(Dataset entries)
>>>>

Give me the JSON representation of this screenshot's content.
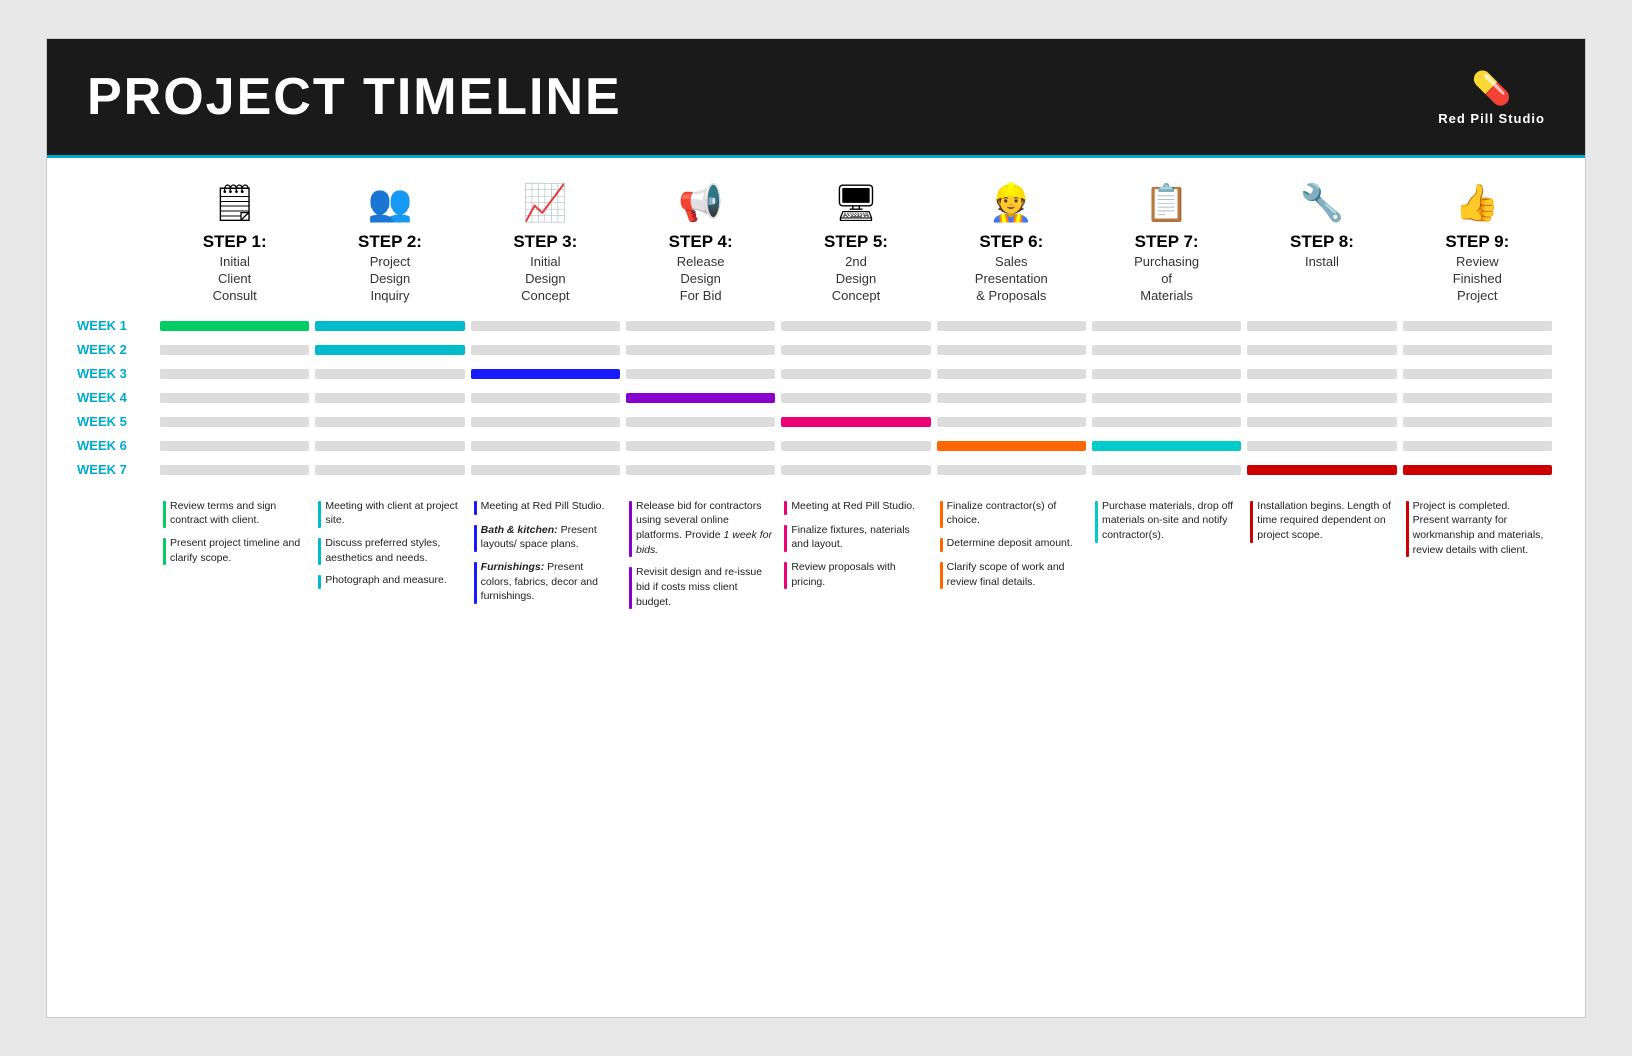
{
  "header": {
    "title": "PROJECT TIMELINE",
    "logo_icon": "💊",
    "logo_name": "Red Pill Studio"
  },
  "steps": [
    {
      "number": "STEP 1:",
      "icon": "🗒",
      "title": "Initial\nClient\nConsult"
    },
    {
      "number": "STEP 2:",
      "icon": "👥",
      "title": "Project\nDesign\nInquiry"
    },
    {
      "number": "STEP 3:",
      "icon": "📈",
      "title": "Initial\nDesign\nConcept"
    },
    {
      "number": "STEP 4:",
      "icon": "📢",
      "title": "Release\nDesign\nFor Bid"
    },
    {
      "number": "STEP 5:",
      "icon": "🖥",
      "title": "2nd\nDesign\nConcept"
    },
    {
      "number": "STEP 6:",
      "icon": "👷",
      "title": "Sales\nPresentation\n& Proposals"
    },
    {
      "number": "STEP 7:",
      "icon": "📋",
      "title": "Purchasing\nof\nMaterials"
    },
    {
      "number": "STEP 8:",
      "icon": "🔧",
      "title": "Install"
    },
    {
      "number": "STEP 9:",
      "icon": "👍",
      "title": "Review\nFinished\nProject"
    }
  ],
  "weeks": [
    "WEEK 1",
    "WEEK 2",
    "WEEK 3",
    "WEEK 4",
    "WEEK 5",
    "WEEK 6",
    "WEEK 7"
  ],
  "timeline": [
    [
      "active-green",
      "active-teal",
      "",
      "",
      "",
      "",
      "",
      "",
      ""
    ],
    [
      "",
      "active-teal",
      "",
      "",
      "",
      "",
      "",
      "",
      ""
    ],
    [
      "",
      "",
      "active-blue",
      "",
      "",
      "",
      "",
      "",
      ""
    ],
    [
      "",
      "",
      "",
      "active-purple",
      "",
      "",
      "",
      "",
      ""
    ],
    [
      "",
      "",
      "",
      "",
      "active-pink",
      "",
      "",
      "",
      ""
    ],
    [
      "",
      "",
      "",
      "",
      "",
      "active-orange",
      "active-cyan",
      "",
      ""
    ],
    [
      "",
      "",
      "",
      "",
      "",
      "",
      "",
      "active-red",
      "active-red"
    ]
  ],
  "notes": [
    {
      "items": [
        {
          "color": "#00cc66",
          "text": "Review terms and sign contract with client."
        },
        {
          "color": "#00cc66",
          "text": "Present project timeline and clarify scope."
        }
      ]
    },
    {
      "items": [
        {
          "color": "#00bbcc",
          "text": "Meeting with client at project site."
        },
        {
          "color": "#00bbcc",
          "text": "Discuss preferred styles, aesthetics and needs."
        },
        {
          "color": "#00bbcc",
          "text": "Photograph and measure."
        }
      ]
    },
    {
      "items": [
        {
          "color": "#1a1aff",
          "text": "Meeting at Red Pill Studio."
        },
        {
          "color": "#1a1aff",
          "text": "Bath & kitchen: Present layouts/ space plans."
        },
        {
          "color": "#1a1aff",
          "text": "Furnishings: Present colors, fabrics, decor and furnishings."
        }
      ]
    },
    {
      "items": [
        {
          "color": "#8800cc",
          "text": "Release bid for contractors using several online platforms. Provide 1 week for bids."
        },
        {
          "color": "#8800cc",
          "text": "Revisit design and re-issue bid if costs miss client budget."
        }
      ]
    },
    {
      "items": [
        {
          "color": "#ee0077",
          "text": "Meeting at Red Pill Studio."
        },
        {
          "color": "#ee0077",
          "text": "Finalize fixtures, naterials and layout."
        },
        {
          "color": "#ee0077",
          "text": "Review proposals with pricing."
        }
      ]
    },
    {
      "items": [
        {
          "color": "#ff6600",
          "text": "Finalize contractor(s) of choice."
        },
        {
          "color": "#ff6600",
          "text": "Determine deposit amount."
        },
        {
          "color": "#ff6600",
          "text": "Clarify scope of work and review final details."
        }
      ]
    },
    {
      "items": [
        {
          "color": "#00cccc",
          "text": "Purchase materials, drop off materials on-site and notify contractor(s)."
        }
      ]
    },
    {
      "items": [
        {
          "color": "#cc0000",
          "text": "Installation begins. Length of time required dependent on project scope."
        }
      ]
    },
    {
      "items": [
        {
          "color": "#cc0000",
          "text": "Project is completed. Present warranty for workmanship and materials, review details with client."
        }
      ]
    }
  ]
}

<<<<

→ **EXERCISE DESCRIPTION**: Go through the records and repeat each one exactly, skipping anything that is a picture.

→ **REPLY**:
Give me the JSON representation of this screenshot's content.
{
  "header": {
    "title": "PROJECT TIMELINE",
    "logo_icon": "💊",
    "logo_name": "Red Pill Studio"
  },
  "steps": [
    {
      "number": "STEP 1:",
      "icon": "🗒",
      "title": "Initial\nClient\nConsult"
    },
    {
      "number": "STEP 2:",
      "icon": "👥",
      "title": "Project\nDesign\nInquiry"
    },
    {
      "number": "STEP 3:",
      "icon": "📈",
      "title": "Initial\nDesign\nConcept"
    },
    {
      "number": "STEP 4:",
      "icon": "📢",
      "title": "Release\nDesign\nFor Bid"
    },
    {
      "number": "STEP 5:",
      "icon": "🖥",
      "title": "2nd\nDesign\nConcept"
    },
    {
      "number": "STEP 6:",
      "icon": "👷",
      "title": "Sales\nPresentation\n& Proposals"
    },
    {
      "number": "STEP 7:",
      "icon": "📋",
      "title": "Purchasing\nof\nMaterials"
    },
    {
      "number": "STEP 8:",
      "icon": "🔧",
      "title": "Install"
    },
    {
      "number": "STEP 9:",
      "icon": "👍",
      "title": "Review\nFinished\nProject"
    }
  ],
  "weeks": [
    "WEEK 1",
    "WEEK 2",
    "WEEK 3",
    "WEEK 4",
    "WEEK 5",
    "WEEK 6",
    "WEEK 7"
  ],
  "timeline": [
    [
      "active-green",
      "active-teal",
      "",
      "",
      "",
      "",
      "",
      "",
      ""
    ],
    [
      "",
      "active-teal",
      "",
      "",
      "",
      "",
      "",
      "",
      ""
    ],
    [
      "",
      "",
      "active-blue",
      "",
      "",
      "",
      "",
      "",
      ""
    ],
    [
      "",
      "",
      "",
      "active-purple",
      "",
      "",
      "",
      "",
      ""
    ],
    [
      "",
      "",
      "",
      "",
      "active-pink",
      "",
      "",
      "",
      ""
    ],
    [
      "",
      "",
      "",
      "",
      "",
      "active-orange",
      "active-cyan",
      "",
      ""
    ],
    [
      "",
      "",
      "",
      "",
      "",
      "",
      "",
      "active-red",
      "active-red"
    ]
  ],
  "notes": [
    {
      "items": [
        {
          "color": "#00cc66",
          "text": "Review terms and sign contract with client."
        },
        {
          "color": "#00cc66",
          "text": "Present project timeline and clarify scope."
        }
      ]
    },
    {
      "items": [
        {
          "color": "#00bbcc",
          "text": "Meeting with client at project site."
        },
        {
          "color": "#00bbcc",
          "text": "Discuss preferred styles, aesthetics and needs."
        },
        {
          "color": "#00bbcc",
          "text": "Photograph and measure."
        }
      ]
    },
    {
      "items": [
        {
          "color": "#1a1aff",
          "text": "Meeting at Red Pill Studio."
        },
        {
          "color": "#1a1aff",
          "text": "Bath & kitchen: Present layouts/ space plans."
        },
        {
          "color": "#1a1aff",
          "text": "Furnishings: Present colors, fabrics, decor and furnishings."
        }
      ]
    },
    {
      "items": [
        {
          "color": "#8800cc",
          "text": "Release bid for contractors using several online platforms. Provide 1 week for bids."
        },
        {
          "color": "#8800cc",
          "text": "Revisit design and re-issue bid if costs miss client budget."
        }
      ]
    },
    {
      "items": [
        {
          "color": "#ee0077",
          "text": "Meeting at Red Pill Studio."
        },
        {
          "color": "#ee0077",
          "text": "Finalize fixtures, naterials and layout."
        },
        {
          "color": "#ee0077",
          "text": "Review proposals with pricing."
        }
      ]
    },
    {
      "items": [
        {
          "color": "#ff6600",
          "text": "Finalize contractor(s) of choice."
        },
        {
          "color": "#ff6600",
          "text": "Determine deposit amount."
        },
        {
          "color": "#ff6600",
          "text": "Clarify scope of work and review final details."
        }
      ]
    },
    {
      "items": [
        {
          "color": "#00cccc",
          "text": "Purchase materials, drop off materials on-site and notify contractor(s)."
        }
      ]
    },
    {
      "items": [
        {
          "color": "#cc0000",
          "text": "Installation begins. Length of time required dependent on project scope."
        }
      ]
    },
    {
      "items": [
        {
          "color": "#cc0000",
          "text": "Project is completed. Present warranty for workmanship and materials, review details with client."
        }
      ]
    }
  ]
}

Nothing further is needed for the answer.